Rwanda: Extradition Hearing for 5 Genocide Suspects Starts in UK Court Today. By Jean d'Amour Mbonyinshuti The High Court in London will today begin the appeal hearing in a longstanding case concerning extradition of five Rwandans suspected of participating in the 1994 Genocide against the Tutsi. The suspects are Vincent Bajinya, a medical doctor; Celestin Mutabaruka, a former pastor; as well as three former mayors Celestin Ugirashebuja, Charles Munyaneza, and Emmanuel Nteziryayo.

They were separately arrested in 2013 in the UK after an extradition request from the Rwandan government, which has, for over a decade, requested that they are brought to Rwanda to answer for the crimes they stand accused of. The Government has proven that the courts in Rwanda are strong and competent enough to provide fair trial for the suspects but the request was still rejected, according to officials.

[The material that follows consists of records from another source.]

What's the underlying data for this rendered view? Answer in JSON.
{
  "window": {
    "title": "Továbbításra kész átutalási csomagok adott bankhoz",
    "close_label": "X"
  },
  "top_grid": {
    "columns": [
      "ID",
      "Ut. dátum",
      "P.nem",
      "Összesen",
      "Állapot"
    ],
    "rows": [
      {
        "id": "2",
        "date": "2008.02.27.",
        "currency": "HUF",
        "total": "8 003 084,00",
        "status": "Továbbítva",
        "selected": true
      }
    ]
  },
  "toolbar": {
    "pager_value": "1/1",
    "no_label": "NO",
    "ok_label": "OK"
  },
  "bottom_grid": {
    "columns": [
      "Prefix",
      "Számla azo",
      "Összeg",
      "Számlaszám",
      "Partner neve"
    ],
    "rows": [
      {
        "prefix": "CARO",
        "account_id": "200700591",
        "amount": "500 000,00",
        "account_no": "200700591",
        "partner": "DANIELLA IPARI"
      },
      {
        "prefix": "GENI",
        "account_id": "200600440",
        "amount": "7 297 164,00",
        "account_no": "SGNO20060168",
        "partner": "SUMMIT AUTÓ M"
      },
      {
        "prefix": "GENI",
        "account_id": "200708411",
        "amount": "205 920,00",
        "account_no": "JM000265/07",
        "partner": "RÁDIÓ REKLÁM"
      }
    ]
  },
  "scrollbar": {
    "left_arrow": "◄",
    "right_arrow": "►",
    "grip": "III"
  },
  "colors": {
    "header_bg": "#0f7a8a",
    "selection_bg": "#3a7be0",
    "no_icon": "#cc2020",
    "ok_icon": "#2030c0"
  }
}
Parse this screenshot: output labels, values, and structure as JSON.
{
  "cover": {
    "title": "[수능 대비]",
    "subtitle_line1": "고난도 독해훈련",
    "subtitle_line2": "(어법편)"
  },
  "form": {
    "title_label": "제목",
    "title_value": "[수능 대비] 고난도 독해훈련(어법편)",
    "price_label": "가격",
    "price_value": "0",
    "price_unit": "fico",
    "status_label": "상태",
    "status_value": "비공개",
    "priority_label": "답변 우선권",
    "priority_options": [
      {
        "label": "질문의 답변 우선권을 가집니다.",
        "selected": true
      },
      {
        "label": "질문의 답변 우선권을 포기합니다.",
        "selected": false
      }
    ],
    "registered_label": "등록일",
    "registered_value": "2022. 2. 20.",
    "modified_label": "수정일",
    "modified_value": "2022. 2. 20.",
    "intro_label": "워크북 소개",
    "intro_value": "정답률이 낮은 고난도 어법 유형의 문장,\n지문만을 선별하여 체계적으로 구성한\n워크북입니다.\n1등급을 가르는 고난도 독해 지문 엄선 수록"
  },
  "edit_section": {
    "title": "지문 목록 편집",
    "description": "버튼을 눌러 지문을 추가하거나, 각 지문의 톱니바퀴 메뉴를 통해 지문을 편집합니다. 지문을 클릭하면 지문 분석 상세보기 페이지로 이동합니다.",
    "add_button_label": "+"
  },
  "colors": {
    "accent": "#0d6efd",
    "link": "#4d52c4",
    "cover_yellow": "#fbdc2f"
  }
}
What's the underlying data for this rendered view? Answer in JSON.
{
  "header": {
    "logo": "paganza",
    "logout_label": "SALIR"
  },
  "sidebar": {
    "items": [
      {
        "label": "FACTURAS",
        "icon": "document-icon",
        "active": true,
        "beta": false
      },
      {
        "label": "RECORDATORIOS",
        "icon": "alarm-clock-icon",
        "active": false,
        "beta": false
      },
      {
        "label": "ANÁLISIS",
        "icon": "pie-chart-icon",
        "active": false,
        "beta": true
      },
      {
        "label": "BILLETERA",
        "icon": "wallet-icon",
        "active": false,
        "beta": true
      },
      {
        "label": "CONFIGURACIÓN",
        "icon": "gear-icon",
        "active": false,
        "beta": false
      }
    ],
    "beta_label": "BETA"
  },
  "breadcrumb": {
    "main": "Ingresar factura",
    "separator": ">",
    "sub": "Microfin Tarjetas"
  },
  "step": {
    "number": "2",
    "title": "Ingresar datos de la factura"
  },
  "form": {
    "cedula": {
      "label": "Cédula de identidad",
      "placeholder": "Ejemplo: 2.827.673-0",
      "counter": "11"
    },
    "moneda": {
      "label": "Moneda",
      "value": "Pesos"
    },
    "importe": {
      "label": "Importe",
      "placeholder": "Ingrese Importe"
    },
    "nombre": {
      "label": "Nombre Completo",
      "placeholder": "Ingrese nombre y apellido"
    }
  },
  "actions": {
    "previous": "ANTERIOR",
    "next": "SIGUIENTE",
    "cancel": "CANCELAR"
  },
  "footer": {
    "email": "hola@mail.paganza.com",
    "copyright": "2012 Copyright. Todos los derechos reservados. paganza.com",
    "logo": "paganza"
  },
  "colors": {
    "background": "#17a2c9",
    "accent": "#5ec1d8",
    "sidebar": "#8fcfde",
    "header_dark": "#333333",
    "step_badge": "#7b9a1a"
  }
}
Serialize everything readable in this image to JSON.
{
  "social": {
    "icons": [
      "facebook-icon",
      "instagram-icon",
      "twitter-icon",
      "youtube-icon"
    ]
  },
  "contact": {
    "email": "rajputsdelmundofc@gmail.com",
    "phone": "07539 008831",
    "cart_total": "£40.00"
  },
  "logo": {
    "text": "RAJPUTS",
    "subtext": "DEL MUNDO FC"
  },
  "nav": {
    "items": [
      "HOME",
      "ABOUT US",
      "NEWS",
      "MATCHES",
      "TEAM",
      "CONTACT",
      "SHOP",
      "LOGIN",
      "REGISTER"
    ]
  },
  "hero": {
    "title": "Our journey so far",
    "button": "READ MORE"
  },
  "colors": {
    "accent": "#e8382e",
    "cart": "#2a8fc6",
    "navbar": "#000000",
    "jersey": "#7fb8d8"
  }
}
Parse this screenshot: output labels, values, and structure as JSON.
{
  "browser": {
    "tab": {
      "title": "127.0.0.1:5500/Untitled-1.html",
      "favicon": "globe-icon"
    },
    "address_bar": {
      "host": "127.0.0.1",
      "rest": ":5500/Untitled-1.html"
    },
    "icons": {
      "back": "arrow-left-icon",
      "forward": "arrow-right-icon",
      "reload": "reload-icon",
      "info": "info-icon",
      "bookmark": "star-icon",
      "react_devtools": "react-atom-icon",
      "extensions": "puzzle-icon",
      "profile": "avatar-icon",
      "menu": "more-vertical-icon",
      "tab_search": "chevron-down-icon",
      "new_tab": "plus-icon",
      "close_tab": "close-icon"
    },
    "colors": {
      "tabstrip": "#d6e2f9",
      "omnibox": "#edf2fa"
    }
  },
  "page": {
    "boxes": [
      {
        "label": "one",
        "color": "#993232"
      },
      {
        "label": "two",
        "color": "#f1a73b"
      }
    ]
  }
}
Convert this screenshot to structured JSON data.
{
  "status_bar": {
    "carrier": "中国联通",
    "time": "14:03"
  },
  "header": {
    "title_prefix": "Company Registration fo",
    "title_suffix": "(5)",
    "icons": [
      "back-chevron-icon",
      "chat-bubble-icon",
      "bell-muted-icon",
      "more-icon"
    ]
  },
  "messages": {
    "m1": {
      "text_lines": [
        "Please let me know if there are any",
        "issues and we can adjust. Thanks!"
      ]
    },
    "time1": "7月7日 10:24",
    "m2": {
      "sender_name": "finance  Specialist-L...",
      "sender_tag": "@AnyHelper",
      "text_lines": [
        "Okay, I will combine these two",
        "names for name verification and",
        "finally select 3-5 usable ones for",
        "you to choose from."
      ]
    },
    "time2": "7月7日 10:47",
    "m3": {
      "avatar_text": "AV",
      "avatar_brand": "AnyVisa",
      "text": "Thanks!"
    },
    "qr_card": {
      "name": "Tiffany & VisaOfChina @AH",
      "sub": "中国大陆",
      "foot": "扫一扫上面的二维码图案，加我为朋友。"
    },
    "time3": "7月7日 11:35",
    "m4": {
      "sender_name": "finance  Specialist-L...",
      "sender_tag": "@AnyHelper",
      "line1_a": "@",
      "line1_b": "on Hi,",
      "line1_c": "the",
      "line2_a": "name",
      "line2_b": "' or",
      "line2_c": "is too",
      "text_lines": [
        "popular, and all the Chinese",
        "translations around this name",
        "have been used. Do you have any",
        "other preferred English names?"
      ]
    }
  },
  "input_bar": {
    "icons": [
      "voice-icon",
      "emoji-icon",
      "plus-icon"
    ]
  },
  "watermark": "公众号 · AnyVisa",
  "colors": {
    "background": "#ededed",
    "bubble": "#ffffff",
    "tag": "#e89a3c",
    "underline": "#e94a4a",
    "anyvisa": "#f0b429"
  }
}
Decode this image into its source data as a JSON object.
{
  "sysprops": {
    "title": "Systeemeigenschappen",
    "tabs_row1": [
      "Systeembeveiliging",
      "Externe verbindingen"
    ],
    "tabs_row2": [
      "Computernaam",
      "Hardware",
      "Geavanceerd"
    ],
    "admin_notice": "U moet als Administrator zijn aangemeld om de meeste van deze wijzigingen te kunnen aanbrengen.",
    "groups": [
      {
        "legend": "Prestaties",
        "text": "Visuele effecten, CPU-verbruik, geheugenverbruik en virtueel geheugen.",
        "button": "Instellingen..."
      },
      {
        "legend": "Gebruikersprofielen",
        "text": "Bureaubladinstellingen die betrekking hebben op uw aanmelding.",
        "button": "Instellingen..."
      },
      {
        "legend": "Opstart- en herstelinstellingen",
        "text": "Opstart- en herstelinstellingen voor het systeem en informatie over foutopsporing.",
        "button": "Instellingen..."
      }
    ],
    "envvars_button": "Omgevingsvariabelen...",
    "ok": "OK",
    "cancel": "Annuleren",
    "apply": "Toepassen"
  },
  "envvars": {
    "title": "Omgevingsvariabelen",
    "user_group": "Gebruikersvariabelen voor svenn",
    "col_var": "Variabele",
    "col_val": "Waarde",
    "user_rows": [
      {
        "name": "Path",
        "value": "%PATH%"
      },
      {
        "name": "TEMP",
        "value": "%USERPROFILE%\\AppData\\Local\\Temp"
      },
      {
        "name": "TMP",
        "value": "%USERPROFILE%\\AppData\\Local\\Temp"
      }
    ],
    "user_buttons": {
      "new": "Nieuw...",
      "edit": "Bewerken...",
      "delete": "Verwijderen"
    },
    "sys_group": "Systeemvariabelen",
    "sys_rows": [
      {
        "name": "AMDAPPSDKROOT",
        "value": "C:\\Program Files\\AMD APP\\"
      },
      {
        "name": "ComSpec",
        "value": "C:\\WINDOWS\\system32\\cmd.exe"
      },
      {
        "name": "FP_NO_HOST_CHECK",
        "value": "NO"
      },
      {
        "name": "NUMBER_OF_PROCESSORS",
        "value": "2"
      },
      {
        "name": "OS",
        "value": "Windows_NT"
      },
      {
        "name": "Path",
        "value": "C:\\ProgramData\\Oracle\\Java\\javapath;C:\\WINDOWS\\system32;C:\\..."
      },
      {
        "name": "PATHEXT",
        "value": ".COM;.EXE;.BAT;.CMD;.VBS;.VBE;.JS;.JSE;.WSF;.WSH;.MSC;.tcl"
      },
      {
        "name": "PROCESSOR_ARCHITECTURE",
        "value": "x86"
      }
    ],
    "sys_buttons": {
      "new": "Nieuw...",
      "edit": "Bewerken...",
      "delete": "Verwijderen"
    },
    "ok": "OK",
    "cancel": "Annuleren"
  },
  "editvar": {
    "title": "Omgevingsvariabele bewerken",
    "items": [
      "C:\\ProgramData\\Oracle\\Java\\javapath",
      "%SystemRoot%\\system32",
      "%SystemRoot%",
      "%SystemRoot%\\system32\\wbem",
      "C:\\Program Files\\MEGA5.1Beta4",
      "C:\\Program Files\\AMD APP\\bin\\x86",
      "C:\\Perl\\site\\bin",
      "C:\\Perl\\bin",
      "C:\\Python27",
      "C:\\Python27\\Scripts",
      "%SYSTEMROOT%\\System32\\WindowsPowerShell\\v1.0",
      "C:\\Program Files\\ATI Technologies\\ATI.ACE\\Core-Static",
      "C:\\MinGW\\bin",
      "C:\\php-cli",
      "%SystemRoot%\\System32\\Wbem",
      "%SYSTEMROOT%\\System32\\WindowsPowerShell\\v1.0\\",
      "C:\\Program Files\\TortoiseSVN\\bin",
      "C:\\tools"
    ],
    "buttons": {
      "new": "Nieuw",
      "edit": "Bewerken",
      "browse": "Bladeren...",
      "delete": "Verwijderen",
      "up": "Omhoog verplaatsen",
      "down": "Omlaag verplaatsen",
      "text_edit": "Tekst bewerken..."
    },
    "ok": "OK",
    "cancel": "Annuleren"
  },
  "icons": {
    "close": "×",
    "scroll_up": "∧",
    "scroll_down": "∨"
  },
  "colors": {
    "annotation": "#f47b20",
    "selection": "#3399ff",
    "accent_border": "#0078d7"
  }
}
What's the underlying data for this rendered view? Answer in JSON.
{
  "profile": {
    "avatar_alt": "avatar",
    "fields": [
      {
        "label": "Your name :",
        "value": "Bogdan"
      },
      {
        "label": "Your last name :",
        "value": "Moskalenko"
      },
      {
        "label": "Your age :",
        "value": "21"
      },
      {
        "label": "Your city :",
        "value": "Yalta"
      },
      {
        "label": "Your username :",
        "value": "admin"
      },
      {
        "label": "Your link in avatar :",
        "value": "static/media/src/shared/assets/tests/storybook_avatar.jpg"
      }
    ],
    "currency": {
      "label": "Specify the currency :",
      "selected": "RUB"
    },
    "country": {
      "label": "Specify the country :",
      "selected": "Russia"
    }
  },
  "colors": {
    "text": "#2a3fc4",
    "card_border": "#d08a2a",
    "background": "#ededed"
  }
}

Westminster Magistrates lower court last year rejected the Government's appeal to extradite the suspects, saying there was a risk they would not get a fair trial in Rwanda. 'A pity' South Africans Buy Fake Bottled Water.